* **REQUIRED ACTION**: Copy out every line of the data where the word "JSON" is found.

*** INFORMATION ***

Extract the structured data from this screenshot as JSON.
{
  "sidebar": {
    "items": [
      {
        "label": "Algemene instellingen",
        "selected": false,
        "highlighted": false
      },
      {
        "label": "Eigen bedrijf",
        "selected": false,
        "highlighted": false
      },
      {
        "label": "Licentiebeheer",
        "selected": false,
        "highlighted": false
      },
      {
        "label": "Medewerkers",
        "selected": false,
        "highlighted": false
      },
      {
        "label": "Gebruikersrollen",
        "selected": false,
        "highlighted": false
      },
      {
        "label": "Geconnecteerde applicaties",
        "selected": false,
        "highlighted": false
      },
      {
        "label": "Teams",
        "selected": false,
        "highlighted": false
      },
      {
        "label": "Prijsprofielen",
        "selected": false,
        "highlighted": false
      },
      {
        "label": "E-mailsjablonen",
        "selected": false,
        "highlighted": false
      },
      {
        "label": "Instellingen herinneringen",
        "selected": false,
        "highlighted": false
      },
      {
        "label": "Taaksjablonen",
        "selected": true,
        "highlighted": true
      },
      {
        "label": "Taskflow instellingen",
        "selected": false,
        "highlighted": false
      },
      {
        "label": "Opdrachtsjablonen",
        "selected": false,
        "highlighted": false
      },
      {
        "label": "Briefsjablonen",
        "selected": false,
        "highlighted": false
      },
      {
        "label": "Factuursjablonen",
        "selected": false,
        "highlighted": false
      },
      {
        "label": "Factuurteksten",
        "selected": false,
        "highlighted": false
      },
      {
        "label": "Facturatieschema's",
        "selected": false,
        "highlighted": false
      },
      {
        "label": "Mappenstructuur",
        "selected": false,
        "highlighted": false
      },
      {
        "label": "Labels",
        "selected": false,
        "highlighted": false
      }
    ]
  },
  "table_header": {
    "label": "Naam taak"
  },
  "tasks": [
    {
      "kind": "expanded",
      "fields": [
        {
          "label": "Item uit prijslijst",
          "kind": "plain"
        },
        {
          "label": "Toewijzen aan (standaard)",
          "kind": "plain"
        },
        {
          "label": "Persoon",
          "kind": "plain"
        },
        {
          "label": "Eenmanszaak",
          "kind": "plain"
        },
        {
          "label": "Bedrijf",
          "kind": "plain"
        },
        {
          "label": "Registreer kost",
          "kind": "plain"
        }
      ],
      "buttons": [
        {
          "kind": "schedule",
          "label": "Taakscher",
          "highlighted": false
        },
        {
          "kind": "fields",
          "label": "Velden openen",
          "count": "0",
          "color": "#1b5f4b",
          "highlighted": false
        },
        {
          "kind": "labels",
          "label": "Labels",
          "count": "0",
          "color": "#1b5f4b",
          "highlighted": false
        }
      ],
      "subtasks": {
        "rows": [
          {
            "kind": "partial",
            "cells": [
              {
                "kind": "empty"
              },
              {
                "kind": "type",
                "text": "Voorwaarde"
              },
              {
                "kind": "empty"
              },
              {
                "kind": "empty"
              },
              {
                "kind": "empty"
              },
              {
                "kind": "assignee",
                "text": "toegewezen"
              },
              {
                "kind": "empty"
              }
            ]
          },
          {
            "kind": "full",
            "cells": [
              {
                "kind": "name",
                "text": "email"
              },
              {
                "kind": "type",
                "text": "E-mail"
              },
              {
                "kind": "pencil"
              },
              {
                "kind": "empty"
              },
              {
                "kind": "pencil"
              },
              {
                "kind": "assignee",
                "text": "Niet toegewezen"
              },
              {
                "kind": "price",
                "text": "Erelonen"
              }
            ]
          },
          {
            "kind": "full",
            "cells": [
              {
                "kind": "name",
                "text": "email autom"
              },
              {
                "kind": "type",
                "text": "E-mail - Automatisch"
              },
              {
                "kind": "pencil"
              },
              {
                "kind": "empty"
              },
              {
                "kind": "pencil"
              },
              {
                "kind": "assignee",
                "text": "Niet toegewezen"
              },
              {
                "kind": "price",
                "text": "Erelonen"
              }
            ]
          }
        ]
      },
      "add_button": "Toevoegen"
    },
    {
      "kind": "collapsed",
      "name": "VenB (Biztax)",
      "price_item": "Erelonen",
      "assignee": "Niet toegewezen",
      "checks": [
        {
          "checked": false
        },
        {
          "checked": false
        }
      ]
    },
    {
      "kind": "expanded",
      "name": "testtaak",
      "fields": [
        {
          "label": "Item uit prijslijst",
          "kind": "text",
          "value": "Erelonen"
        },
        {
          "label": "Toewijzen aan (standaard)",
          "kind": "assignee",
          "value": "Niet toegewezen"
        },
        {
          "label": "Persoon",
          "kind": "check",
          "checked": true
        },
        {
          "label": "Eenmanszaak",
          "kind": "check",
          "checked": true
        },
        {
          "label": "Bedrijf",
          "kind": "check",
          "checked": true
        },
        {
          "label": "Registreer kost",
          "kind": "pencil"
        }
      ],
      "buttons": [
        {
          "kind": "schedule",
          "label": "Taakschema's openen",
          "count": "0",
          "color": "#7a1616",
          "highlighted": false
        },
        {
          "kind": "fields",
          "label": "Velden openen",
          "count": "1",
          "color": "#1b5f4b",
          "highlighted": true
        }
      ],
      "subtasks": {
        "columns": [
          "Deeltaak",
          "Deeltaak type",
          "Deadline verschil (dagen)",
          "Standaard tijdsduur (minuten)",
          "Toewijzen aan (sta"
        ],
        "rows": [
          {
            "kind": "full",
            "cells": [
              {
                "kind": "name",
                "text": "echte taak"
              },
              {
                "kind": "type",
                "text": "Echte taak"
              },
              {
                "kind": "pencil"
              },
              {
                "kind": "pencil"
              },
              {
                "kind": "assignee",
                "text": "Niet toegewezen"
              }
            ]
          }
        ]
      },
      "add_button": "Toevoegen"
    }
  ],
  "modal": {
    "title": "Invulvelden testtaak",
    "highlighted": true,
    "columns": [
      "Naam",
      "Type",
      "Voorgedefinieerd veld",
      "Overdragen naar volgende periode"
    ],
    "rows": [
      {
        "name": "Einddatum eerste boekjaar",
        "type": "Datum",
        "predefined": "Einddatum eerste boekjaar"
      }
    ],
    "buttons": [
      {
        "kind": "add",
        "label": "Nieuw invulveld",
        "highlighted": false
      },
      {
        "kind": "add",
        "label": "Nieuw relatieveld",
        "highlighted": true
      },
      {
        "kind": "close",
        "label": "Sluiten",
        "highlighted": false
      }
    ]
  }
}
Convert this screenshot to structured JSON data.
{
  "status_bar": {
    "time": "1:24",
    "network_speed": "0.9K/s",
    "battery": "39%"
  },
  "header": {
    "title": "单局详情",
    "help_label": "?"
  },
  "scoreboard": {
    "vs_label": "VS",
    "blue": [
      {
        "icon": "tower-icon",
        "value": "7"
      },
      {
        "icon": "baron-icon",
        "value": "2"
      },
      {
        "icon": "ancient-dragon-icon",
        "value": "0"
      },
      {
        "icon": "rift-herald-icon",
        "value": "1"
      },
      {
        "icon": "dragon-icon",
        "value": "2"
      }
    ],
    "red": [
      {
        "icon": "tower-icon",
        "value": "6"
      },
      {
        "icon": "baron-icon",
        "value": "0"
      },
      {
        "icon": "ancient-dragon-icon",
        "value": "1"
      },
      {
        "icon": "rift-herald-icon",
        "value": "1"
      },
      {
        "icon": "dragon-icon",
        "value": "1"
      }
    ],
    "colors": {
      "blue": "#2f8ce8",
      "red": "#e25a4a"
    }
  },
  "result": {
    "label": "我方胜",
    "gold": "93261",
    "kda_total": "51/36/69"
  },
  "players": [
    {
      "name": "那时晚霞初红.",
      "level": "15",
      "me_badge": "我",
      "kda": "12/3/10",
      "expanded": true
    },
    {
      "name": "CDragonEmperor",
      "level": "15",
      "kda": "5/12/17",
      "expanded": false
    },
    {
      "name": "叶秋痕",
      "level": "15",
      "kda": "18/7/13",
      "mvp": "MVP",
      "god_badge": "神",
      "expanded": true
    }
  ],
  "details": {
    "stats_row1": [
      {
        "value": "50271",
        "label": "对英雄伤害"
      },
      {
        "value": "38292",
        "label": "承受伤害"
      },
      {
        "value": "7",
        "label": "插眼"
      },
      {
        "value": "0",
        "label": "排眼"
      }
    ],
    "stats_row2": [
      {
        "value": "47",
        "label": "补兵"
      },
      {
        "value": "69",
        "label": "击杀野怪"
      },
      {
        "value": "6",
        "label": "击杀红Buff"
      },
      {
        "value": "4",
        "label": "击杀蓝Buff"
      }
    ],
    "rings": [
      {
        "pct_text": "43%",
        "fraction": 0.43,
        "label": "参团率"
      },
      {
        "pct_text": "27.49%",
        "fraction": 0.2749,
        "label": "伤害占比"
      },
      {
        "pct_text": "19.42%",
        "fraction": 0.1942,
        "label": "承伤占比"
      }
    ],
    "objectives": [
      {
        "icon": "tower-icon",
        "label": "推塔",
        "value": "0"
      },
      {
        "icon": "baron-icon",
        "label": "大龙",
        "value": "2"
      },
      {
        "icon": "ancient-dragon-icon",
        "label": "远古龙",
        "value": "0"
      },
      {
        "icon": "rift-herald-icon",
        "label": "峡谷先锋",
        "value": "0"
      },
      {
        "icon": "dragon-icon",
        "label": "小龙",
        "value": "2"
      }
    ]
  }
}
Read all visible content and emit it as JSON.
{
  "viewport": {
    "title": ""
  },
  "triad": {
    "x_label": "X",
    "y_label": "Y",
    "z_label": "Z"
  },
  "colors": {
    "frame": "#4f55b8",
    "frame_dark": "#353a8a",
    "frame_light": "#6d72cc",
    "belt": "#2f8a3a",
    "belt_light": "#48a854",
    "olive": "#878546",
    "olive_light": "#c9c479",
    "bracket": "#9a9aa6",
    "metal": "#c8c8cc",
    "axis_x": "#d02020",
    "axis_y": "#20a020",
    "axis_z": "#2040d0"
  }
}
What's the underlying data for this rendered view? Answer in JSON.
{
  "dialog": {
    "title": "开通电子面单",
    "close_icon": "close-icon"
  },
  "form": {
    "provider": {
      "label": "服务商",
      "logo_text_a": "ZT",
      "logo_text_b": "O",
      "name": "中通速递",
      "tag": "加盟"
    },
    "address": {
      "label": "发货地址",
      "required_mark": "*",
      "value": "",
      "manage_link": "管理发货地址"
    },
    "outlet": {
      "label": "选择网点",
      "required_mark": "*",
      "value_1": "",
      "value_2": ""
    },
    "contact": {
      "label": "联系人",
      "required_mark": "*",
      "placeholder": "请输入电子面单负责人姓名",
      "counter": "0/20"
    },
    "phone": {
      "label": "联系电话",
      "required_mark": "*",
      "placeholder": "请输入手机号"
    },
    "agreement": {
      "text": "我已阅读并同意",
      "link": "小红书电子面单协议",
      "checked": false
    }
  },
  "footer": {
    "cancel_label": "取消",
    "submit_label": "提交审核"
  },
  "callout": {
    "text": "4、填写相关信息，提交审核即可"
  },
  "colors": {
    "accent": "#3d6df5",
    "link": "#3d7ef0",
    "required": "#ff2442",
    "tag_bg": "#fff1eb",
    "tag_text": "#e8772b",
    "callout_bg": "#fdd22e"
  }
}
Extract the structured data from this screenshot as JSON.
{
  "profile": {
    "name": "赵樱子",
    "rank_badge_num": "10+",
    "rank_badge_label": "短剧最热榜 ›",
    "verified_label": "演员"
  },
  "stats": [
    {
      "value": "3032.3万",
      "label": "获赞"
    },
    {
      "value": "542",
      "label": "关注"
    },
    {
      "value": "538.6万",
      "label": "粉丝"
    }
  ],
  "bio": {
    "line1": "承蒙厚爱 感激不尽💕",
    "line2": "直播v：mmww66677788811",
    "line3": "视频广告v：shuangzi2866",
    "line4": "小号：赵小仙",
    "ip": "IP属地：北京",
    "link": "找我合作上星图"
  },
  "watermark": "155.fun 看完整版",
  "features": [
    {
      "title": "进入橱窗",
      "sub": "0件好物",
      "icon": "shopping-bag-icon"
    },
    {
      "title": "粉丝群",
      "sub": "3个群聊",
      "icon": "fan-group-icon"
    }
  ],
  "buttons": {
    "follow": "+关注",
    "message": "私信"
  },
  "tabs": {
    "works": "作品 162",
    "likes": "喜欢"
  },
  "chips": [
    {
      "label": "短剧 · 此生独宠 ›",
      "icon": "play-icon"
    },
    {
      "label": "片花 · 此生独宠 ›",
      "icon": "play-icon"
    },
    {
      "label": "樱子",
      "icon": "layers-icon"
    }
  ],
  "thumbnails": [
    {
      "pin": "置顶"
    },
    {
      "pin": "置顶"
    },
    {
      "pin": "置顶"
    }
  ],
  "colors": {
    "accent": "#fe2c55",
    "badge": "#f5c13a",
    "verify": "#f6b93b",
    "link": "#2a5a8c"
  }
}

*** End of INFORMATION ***

* **EXERCISE ANSWER**:
Extract the structured data from this screenshot as JSON.
Convert this screenshot to structured JSON data.
Read all visible content and emit it as JSON.
What's the underlying data for this rendered view? Answer in JSON.
Extract the structured data from this screenshot as JSON.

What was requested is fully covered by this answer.